Is there a difference in the way clients from different countries and cultures handle their shoes? ‘Yes, definitely!’, Aon cried out. ‘My clients from India, for example, wear the same shoes every day and have only a few pairs. Then they call me at least every two months in desperate need of my advice and service. Some wear their shoes out completely and then buy the same ones new again’, explained the shoe aficionado.
The streets of Bangkok: A shoe’s worst nightmare

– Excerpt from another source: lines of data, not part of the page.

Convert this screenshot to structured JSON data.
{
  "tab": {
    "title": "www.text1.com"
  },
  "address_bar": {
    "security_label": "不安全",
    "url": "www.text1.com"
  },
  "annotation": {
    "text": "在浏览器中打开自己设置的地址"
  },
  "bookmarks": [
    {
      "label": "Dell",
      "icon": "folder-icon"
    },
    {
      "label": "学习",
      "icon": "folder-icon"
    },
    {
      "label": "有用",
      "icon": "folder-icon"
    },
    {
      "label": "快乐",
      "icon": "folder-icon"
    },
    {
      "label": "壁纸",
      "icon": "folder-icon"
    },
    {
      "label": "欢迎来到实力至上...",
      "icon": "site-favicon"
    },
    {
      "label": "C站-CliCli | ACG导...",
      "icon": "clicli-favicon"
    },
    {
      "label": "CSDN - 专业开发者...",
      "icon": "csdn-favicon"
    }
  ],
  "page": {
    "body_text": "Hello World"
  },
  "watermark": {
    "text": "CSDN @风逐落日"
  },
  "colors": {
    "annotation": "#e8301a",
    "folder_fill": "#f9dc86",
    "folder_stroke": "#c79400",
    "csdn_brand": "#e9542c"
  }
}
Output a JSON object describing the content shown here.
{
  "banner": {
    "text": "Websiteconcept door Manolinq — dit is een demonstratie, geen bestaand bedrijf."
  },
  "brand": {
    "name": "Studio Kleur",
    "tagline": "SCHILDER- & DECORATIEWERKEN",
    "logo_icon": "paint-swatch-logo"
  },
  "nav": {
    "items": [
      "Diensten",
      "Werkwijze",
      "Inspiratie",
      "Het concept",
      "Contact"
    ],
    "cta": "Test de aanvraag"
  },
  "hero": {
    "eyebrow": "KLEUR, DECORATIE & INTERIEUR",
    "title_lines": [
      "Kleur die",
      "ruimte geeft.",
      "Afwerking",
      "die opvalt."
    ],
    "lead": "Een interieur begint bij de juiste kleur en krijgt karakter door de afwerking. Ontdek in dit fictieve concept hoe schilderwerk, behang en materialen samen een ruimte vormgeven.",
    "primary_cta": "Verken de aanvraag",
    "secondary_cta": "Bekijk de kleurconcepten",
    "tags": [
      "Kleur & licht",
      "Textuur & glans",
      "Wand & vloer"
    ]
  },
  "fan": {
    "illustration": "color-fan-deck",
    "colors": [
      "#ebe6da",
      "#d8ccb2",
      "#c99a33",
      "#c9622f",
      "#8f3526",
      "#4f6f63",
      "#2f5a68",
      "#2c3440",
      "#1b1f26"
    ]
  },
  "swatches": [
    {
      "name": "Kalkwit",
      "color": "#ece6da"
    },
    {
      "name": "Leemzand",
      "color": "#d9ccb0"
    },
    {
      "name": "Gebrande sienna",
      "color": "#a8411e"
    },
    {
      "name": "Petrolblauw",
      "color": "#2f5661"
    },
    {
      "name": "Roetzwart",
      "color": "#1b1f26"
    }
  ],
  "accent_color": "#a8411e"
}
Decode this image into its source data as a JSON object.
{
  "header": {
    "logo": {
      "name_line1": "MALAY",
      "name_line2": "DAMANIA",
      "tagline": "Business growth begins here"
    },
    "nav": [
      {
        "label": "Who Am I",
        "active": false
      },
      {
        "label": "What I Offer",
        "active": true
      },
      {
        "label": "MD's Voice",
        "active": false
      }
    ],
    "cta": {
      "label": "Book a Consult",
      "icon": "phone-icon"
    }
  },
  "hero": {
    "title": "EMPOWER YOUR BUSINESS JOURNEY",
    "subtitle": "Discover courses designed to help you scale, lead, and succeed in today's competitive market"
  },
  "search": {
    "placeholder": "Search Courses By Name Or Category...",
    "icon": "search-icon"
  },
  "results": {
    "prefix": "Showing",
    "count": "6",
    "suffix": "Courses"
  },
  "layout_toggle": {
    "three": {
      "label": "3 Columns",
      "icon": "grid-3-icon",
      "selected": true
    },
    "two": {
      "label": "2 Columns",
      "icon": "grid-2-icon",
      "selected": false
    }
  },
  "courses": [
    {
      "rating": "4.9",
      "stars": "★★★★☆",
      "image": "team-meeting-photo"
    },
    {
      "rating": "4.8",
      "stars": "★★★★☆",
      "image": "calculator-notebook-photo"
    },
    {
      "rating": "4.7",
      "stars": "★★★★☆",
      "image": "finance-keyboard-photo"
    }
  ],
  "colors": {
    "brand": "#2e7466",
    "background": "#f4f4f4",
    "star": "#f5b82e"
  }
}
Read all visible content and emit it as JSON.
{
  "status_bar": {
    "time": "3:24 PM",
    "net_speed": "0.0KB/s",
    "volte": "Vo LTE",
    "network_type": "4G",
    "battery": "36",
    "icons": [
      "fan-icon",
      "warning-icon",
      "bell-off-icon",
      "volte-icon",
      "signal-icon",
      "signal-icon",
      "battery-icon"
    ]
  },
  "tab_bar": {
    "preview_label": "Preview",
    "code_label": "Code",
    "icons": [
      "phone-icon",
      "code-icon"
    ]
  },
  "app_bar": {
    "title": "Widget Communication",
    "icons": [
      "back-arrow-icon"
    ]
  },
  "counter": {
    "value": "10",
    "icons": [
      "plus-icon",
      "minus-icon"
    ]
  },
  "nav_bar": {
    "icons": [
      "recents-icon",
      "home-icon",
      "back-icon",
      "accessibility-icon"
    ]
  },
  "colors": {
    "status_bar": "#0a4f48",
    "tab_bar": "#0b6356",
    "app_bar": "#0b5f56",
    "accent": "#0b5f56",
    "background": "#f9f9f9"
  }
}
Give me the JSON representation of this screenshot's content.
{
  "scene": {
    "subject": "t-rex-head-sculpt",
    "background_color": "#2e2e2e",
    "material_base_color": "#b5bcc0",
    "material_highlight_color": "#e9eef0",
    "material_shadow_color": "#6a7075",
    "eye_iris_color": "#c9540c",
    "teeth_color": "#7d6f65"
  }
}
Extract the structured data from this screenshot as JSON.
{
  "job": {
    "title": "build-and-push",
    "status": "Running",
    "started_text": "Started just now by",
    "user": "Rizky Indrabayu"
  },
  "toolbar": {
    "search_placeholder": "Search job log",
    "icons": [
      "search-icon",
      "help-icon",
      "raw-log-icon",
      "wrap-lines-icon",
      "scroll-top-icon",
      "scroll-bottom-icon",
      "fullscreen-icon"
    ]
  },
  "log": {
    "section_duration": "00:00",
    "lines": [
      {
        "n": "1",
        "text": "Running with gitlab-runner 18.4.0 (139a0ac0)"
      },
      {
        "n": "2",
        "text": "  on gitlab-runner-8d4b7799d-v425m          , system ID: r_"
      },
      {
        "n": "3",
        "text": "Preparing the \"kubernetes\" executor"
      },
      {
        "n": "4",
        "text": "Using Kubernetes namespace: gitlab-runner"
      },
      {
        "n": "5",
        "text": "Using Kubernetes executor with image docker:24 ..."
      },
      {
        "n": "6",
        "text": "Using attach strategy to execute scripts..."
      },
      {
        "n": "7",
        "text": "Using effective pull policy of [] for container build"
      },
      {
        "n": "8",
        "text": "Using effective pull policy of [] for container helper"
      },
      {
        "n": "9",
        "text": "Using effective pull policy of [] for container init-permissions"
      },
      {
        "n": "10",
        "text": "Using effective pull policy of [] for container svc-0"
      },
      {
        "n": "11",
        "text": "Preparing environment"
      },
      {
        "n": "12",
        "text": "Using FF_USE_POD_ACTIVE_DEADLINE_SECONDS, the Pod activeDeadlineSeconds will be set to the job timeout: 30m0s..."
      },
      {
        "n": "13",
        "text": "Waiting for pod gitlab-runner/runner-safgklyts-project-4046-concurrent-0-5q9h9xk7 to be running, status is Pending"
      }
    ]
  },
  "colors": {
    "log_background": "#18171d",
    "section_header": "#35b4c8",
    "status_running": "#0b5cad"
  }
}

Apparently his French clients are the total opposite. They have sizeable collections of shoes and know how to take care of them. They also change their footwear at least three times a week. ‘Funnily enough’, he said, ‘the French always wear brown shoes. No one has been able to tell me why that is’. On the other hand, Japanese businessmen in Bangkok are too busy to take care of their shoes. Thus, Aon is responsible for much of their shoe care.
His own people? They like wearing runners and black shoes that will go with anything. ‘Thais will buy a nice pair of shoes for special occasions, but not necessarily for work’, said Aon. Many – especially men – buy their first pair of fine shoes for their own wedding. A good pair of leather shoes is an expensive luxury item for most people in Thailand. After all, they’re a little less than practical on the hot, dusty and bumpy streets of Bangkok.
Show me your shoes and I’ll tell you…
A typical pair of leather shoes costs around 10,000 baht (approx. 270 euro) in Thailand. Aon recommends individuals spend nearly twice that on a nicer pair so they can pass their treasured footwear onto their children and grandchildren. He suggests wearing a shoe with a rubber sole for daily use around Bangkok and believes in using shoe trees rather than newspaper for storage. He relies on wax and polish in nuanced colours to get the perfect shine. ‘Begin a little lighter, and then go darker’, he recommends. ‘Especially as the colour begins to change over time’.
Regularly nourishing your leather shoes will keep them moist and supple and help guarantee they enjoy a long life, just like human skin. Moreover, ‘take a look at a man’s shoes, and you’ll have an idea of how he treats his wife’, laughed Aon, shoe polisher, modern dandy and a true gentleman who adds a touch of style and stoic thoughtfulness to our fast-paced world.
Title pictures: Vulture Shoeshine Shop